Filter the data for lines with the word "from" and copy those lines.

######

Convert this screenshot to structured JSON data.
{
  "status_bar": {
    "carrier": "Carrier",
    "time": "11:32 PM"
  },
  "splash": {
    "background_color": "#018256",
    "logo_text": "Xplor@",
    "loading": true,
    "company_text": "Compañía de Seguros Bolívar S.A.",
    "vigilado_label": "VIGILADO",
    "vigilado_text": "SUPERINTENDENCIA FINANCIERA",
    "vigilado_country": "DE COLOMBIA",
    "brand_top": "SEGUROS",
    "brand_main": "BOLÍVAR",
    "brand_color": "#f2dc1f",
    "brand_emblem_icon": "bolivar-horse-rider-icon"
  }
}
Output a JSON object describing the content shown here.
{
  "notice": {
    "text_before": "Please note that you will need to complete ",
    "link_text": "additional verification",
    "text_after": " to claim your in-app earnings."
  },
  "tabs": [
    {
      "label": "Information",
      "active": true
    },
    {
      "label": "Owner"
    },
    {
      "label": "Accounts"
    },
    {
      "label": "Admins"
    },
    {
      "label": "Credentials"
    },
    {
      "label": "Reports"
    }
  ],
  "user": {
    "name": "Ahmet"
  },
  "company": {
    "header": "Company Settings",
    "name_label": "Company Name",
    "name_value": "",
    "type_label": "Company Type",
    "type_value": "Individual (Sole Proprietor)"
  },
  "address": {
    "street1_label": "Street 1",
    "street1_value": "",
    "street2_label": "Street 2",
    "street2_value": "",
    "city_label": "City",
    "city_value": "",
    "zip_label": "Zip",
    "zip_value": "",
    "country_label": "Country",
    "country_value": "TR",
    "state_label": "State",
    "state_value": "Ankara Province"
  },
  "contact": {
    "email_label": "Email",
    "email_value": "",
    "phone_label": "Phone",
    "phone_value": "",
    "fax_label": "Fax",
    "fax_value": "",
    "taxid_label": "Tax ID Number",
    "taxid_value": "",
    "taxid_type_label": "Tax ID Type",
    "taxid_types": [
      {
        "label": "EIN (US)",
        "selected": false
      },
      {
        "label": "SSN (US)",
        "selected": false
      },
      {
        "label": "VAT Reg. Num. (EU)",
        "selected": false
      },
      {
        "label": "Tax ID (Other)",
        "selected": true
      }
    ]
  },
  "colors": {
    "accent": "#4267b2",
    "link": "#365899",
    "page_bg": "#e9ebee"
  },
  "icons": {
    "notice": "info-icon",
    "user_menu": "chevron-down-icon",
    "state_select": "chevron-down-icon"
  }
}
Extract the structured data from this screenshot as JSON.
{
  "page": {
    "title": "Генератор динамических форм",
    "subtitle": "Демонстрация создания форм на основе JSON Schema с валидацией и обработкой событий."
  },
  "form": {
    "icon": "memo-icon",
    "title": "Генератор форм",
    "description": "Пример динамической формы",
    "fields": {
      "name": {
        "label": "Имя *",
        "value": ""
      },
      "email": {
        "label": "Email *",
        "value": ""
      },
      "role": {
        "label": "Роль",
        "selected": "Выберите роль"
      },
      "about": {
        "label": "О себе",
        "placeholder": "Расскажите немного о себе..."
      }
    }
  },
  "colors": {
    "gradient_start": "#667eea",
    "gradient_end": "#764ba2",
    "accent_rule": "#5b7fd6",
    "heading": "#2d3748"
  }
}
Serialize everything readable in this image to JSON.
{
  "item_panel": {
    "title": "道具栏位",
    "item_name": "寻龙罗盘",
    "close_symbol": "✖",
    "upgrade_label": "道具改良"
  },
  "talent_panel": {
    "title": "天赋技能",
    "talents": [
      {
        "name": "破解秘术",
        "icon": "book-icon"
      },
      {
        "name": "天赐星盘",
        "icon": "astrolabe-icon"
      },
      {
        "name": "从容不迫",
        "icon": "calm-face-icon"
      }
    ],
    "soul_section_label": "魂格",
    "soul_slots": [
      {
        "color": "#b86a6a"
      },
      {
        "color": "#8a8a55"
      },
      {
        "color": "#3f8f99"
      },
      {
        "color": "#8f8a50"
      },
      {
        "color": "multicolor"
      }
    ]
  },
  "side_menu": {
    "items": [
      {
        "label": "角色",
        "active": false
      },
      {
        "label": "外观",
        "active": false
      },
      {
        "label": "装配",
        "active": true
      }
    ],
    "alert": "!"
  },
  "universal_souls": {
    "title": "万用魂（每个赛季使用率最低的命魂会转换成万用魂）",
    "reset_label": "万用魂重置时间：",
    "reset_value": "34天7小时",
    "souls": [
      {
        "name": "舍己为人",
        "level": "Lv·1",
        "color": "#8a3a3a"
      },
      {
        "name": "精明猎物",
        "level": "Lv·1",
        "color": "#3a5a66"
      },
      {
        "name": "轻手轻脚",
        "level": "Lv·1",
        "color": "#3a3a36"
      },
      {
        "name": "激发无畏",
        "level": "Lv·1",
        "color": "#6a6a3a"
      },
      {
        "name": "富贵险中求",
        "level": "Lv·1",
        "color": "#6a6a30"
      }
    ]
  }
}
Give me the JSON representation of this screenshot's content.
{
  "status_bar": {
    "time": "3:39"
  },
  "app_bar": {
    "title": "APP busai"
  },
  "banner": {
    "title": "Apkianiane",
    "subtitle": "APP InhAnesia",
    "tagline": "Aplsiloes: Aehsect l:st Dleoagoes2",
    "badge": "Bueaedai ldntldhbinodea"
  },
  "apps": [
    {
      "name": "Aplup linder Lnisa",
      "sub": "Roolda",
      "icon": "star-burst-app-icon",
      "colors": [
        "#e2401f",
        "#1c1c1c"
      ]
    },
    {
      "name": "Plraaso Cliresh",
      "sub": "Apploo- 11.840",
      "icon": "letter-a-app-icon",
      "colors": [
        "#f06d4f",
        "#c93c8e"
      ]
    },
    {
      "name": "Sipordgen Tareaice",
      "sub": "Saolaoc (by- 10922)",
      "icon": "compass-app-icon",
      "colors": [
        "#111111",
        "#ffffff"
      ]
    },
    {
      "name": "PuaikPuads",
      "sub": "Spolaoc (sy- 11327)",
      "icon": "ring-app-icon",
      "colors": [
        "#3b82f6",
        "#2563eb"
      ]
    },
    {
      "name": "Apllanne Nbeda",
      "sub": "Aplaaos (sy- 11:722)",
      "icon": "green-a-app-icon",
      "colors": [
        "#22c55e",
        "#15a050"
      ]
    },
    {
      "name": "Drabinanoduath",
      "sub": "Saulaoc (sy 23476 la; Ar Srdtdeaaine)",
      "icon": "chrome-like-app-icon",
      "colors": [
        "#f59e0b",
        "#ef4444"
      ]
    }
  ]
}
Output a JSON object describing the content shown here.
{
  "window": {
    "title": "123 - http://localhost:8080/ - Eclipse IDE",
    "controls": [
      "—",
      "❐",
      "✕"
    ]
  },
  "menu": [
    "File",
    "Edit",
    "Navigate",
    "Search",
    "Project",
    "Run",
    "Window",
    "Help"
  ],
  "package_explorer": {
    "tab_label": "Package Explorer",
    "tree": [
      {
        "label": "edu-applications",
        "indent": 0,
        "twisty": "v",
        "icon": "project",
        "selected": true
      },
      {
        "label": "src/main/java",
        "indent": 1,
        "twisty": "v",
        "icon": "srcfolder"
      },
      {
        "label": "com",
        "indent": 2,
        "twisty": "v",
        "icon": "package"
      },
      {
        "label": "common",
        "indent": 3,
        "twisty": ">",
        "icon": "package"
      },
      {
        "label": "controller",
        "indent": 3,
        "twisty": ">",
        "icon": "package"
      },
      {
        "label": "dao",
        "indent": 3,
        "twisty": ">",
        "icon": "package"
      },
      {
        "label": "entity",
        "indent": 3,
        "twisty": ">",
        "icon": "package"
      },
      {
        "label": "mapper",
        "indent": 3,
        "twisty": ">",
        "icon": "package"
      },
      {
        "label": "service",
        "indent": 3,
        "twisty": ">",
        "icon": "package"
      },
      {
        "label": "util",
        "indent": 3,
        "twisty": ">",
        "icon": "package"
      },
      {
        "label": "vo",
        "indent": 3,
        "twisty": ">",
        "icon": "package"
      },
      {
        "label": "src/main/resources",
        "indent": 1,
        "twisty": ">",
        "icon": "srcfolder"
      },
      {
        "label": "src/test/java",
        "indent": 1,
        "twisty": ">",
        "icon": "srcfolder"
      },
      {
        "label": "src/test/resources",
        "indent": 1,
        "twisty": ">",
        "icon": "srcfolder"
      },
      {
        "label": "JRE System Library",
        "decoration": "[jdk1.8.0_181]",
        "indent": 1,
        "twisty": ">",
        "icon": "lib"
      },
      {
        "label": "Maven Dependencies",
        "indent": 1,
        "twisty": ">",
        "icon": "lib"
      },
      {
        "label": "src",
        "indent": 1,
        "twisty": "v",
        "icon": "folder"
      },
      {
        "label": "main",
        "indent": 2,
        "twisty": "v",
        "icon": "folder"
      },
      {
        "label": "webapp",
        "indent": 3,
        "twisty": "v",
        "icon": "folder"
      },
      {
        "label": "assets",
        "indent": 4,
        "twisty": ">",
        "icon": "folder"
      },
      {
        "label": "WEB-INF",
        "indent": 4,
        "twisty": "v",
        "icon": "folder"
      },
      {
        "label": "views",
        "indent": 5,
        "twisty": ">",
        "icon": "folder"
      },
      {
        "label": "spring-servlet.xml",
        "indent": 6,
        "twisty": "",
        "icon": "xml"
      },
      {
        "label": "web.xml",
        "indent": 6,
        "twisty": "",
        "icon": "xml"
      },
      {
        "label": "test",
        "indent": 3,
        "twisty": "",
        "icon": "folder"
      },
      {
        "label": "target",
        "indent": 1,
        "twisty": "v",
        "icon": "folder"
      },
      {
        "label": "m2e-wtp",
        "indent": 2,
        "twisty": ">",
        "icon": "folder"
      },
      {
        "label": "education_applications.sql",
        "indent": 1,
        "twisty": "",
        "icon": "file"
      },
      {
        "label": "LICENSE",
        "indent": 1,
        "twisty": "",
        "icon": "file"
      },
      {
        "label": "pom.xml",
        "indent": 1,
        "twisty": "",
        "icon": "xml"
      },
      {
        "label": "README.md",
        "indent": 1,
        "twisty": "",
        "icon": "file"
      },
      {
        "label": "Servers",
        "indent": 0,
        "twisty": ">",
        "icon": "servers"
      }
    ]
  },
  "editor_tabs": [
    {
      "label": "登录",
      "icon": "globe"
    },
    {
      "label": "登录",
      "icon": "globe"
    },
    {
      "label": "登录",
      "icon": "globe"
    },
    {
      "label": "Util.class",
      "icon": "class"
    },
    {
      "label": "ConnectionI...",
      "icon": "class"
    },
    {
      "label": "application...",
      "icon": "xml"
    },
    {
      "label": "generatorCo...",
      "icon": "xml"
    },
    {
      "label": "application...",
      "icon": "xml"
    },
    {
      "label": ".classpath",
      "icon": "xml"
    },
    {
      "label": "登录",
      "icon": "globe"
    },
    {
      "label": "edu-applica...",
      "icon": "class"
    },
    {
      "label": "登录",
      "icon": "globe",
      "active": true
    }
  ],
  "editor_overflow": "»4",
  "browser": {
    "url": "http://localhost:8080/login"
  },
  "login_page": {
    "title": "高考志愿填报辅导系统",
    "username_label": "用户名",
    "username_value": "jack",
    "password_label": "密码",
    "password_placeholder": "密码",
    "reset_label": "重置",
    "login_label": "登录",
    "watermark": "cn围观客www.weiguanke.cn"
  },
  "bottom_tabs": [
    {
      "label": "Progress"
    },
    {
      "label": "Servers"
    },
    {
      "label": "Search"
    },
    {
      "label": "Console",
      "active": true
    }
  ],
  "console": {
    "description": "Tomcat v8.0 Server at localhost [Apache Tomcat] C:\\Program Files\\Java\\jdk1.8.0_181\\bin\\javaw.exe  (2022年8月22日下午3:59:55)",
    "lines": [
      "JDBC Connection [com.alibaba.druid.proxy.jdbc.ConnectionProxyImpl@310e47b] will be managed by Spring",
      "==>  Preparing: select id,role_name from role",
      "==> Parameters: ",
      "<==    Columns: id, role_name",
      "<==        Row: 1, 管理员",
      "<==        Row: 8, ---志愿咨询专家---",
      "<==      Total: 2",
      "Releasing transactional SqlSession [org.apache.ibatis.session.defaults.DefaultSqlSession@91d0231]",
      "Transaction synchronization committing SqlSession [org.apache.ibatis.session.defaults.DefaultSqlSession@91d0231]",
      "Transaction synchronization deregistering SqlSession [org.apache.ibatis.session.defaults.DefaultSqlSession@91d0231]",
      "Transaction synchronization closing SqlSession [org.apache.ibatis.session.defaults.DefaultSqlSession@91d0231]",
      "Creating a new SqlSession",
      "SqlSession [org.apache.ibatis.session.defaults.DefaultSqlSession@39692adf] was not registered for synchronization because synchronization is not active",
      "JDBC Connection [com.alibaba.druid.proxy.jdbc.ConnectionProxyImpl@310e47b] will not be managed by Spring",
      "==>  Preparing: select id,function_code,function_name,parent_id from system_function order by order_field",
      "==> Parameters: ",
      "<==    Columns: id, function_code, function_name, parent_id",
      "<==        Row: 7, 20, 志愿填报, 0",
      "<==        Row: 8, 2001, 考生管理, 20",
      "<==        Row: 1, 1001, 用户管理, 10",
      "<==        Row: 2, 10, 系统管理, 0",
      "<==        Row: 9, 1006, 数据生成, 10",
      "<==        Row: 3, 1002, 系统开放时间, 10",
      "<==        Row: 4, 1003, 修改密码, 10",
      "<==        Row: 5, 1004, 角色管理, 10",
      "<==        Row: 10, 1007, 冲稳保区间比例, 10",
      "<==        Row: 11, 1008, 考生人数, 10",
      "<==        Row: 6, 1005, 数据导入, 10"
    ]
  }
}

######

● **Response**
Extract the structured data from this screenshot as JSON.
      "==>  Preparing: select id,role_name from role",
      "==>  Preparing: select id,function_code,function_name,parent_id from system_function order by order_field",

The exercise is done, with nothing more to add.